## Task requirements
Print out all of the data below, keeping it identical to the original.

## Records supplied
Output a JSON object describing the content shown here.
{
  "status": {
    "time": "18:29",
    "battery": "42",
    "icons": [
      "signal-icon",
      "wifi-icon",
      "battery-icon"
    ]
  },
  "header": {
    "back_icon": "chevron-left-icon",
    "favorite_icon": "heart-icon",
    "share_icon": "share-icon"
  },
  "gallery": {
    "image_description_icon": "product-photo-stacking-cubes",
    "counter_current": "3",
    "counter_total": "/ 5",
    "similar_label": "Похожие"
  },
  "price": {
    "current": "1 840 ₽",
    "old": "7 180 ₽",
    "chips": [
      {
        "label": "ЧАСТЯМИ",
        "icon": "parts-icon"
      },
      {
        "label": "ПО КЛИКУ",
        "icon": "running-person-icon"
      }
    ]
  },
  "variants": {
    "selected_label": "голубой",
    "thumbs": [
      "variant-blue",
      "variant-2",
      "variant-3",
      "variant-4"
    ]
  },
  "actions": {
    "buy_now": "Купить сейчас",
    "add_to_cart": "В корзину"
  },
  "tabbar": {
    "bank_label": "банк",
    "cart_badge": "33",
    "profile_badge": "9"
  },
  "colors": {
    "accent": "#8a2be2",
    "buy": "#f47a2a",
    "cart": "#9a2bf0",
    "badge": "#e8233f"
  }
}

## Response below
Output a JSON object describing the content shown here.
{
  "status": {
    "time": "18:29",
    "battery": "42",
    "icons": [
      "signal-icon",
      "wifi-icon",
      "battery-icon"
    ]
  },
  "header": {
    "back_icon": "chevron-left-icon",
    "favorite_icon": "heart-icon",
    "share_icon": "share-icon"
  },
  "gallery": {
    "image_description_icon": "product-photo-stacking-cubes",
    "counter_current": "3",
    "counter_total": "/ 5",
    "similar_label": "Похожие"
  },
  "price": {
    "current": "1 840 ₽",
    "old": "7 180 ₽",
    "chips": [
      {
        "label": "ЧАСТЯМИ",
        "icon": "parts-icon"
      },
      {
        "label": "ПО КЛИКУ",
        "icon": "running-person-icon"
      }
    ]
  },
  "variants": {
    "selected_label": "голубой",
    "thumbs": [
      "variant-blue",
      "variant-2",
      "variant-3",
      "variant-4"
    ]
  },
  "actions": {
    "buy_now": "Купить сейчас",
    "add_to_cart": "В корзину"
  },
  "tabbar": {
    "bank_label": "банк",
    "cart_badge": "33",
    "profile_badge": "9"
  },
  "colors": {
    "accent": "#8a2be2",
    "buy": "#f47a2a",
    "cart": "#9a2bf0",
    "badge": "#e8233f"
  }
}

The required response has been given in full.